It's been a gradual process, and Lamb still has yet to start in an NBA game, but his performance up until March 1st was more than serviceable. 9.6 points/2.7 rebounds/1.6 assists in 21.6 minutes per game. Not winning any Sixth Man of the Year honors with those numbers, but definitely a steady hand to Durant, Ibaka and Jackson while Westbrook healed his knee.

That was to be expected, though, as OKC had a specific need and Lamb was filling it. What did the Thunder need out of Lamb coming into the season? Ability to knock down open threes? He had the second-most 3-point makes in that span behind Durant. Ability to handle and protect the ball along with Jackson? He averaged less than a turnover per game. Ability to affect a game outside from just hitting open shots? His per 36 assist numbers were fifth on the team, and his rebounding was effective as well.

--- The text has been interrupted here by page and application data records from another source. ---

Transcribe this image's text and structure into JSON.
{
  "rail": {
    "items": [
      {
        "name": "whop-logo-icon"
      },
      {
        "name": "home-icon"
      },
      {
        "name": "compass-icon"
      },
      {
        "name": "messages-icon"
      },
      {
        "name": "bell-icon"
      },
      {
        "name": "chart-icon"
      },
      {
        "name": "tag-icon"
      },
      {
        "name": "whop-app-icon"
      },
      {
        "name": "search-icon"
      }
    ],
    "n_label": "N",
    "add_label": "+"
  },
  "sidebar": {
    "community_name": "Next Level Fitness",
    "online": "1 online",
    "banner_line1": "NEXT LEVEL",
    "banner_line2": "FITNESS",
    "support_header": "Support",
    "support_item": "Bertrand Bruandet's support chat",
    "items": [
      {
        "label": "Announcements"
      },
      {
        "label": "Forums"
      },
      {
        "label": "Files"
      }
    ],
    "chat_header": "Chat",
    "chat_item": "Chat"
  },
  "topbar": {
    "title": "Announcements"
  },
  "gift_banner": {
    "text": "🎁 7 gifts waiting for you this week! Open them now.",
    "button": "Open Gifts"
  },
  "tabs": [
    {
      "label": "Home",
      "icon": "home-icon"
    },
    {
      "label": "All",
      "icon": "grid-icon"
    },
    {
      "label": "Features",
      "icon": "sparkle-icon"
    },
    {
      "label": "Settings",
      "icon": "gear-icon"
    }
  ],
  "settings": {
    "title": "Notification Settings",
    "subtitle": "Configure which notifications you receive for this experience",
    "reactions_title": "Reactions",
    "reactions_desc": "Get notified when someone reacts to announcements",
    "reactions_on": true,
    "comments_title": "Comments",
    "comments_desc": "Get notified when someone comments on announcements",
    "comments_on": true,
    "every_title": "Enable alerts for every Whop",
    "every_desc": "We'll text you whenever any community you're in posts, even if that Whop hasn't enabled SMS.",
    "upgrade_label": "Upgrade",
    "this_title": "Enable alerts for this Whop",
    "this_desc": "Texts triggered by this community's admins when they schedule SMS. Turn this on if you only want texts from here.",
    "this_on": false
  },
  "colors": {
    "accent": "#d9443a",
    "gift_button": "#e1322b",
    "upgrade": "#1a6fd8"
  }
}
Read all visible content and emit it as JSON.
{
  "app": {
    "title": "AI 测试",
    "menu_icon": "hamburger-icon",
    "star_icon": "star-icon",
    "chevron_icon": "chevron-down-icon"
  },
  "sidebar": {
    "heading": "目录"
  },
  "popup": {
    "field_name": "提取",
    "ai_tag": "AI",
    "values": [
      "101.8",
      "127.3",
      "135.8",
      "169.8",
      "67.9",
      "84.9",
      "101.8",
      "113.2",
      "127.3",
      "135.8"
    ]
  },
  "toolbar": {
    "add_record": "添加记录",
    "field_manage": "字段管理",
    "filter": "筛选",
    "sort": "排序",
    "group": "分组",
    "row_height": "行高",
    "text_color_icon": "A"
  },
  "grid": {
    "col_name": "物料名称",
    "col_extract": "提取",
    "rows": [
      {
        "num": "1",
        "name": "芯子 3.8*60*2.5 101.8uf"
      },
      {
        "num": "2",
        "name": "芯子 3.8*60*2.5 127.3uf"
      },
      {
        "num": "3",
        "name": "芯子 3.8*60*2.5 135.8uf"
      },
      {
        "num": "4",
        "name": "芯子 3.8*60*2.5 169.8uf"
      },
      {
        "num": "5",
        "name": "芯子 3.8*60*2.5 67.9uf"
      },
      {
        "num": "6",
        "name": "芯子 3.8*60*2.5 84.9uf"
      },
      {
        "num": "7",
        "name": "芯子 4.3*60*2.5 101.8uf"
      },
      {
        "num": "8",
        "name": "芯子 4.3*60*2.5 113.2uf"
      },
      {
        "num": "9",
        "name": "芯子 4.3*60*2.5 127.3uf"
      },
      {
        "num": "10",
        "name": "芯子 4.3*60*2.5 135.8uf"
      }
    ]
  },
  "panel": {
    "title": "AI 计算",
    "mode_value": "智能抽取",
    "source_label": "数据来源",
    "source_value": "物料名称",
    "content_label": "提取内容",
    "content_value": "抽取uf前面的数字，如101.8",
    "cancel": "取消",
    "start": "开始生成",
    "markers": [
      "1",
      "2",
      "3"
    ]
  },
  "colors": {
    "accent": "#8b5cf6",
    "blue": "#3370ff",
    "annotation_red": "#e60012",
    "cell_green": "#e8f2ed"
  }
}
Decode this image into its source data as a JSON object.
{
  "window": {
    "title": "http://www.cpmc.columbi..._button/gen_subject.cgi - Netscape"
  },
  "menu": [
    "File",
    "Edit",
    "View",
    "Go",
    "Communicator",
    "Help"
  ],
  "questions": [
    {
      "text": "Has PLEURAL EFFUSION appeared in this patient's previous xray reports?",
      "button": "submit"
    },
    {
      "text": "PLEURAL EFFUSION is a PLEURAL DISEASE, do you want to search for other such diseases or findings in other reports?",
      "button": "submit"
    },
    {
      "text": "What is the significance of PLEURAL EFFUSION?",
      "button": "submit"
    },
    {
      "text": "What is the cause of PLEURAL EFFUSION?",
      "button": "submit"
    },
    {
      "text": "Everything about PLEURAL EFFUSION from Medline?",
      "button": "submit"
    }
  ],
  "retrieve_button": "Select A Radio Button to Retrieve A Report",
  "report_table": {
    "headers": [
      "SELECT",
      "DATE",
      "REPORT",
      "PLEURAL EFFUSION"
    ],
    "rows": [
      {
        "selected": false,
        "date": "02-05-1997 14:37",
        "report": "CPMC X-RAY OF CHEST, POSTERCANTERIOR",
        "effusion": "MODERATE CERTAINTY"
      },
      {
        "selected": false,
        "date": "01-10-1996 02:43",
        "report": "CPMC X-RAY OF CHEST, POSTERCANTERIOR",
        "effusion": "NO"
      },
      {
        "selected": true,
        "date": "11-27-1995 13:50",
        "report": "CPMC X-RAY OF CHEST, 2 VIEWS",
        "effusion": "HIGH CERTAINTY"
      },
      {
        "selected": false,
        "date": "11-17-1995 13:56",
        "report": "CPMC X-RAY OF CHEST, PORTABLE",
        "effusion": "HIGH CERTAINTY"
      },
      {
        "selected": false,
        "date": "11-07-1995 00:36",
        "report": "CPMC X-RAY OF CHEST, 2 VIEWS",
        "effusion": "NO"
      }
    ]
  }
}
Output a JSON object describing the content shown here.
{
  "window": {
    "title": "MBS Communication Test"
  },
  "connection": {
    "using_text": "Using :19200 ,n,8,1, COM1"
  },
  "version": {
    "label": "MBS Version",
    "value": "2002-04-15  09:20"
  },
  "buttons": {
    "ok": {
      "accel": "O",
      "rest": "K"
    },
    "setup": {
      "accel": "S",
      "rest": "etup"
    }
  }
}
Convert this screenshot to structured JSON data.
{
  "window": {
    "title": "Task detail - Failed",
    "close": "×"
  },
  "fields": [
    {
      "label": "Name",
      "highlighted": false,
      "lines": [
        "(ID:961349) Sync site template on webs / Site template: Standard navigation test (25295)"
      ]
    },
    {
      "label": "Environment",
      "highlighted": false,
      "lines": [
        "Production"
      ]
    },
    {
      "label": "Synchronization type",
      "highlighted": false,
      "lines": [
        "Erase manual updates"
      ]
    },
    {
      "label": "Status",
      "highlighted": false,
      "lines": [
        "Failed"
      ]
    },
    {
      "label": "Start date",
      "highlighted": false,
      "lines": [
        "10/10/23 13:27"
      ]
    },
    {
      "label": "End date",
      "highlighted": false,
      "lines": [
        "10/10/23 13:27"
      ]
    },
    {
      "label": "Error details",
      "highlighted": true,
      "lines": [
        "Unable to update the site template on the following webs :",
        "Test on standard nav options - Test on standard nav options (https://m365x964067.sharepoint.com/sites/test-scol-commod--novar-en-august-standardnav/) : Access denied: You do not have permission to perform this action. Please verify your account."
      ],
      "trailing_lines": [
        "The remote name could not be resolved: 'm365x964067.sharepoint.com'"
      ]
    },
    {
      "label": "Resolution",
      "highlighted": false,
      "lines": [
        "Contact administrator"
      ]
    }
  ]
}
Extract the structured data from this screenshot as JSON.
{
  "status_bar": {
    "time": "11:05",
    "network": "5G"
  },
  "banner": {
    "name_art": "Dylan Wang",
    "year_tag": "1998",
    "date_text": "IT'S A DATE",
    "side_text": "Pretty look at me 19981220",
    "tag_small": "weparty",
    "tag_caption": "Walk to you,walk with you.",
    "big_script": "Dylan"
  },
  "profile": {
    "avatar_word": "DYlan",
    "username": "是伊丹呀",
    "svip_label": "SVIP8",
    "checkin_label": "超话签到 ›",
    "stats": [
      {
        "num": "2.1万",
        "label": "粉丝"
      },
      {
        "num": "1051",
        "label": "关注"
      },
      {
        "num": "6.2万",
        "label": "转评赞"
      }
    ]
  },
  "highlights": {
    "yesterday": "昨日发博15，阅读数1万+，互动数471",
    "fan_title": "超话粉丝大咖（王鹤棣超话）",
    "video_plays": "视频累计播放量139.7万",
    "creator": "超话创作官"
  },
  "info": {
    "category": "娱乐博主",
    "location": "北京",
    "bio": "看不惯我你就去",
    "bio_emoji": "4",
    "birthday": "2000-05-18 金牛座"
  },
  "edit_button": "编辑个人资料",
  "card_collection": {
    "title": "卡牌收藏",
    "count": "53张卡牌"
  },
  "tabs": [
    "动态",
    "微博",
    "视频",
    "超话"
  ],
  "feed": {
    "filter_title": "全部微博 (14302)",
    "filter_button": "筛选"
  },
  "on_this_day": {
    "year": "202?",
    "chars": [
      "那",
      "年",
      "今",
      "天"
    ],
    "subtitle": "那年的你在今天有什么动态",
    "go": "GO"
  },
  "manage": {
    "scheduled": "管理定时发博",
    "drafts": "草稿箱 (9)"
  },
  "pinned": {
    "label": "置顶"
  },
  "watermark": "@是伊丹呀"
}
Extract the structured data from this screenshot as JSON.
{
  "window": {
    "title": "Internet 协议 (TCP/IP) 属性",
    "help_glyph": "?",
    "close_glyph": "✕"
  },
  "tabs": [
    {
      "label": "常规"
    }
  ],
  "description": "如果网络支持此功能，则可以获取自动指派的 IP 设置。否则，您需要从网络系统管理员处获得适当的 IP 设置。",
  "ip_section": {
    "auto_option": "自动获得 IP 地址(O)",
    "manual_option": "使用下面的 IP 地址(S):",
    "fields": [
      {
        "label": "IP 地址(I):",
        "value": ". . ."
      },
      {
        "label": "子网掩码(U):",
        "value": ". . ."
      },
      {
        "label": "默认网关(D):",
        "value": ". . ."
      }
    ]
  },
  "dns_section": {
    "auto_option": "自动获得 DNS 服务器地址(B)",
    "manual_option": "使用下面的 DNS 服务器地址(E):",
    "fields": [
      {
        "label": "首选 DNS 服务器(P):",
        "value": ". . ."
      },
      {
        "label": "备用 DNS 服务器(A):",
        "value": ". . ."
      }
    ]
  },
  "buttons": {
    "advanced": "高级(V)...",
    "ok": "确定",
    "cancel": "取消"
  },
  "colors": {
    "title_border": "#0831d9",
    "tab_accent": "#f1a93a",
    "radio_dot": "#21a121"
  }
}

None of these things jump out, and yet not of them could be even remotely disappointing given Lamb's expectations coming in.

So what happened on March 1st? Caron Butler joined the team.

At its core, the Butler signing was smart. The Thunder needed a veteran 3-point shooter, as well as someone that could give tough minutes, particularly in playoff situations when young, unproven guys like Lamb may struggle. Butler getting minutes, and Lamb losing some, wasn't just to be expected, it was welcomed. Again, not because of anything Lamb did wrong, just because Butler provided another change of pace, and another weapon on the perimeter.

With Thabo Sefolosha down with an injury, it seemed even more likely Lamb would continue to see time.

Yet, here we are. Since March 1st, Lamb has seen his playing time dwindle to just 3.8 minutes per game. Butler? 26.7. That's already five more minutes per game more than Lamb was getting. 12 years of experience gets you a lot in the Thunder's rotation, apparently. With those extra minutes, you would hope Butler would at least be putting up better, or at least comparable numbers, right? Wrong again.

In his seven games with the team and, again, in 26.7 minutes per game, Butler is averaging 8.7 points/3.7 rebounds/0.9 assists with field goal percentage and three point percentage both at 36 percent. Basically, he's scoring less, distributing less and shooting 7 percent worse from the field overall - seriously, the Caron Butler long contested 2-pointer has replaced the Derek Fisher toe-on-the-line 3-pointer as Most Infuriating Thunder Shot. To Butler's credit, he is grabbing an extra rebound and shooting a percentile better from 3-point range than Lamb.

It's a conundrum Thunder fans have gotten to know all too well. It happened with Reggie Jackson, who was forced to give up valuable minutes to Derek Fisher - despite proving more than capable of carrying the second unit for stretches of time - simply because Fisher had more NBA experience. Now, it's happening with Jeremy Lamb.

When Sefolosha returns, it's likely Butler's minutes will come down. It's looking more and more, though, that if Lamb can't get minutes without him in the lineup, he certainly won't have a spot when the starting shooting guard returns.

There's no good explanation for it. Lamb has done his job up to this point, even providing a spark in key moments like in the first Miami game when he went off for 18 points on 7-of-10 shooting and played a key role in the comeback victory.

To his credit, Lamb hasn't voiced any displeasure and, though you could never tell from his traditionally sleepy face, he hasn't showed any real signs either. Just as Jackson waited for his moment to come - which, thankfully, it has - Lamb seems to be doing the same.

Presti and the entire Thunder organization brought in Jeremy Lamb because they believed he could be a key component to a championship team. Only, even as he has shown capable of being just that, Caron Butler - who was brought in for the same reason - has replaced him almost entirely, without any justifiable reason beyond his experience.

Why? That's a question only Scott Brooks has the answer to. That won't stop Thunder fans from wondering why Jeremy Lamb's minutes have dwindled down to nothing.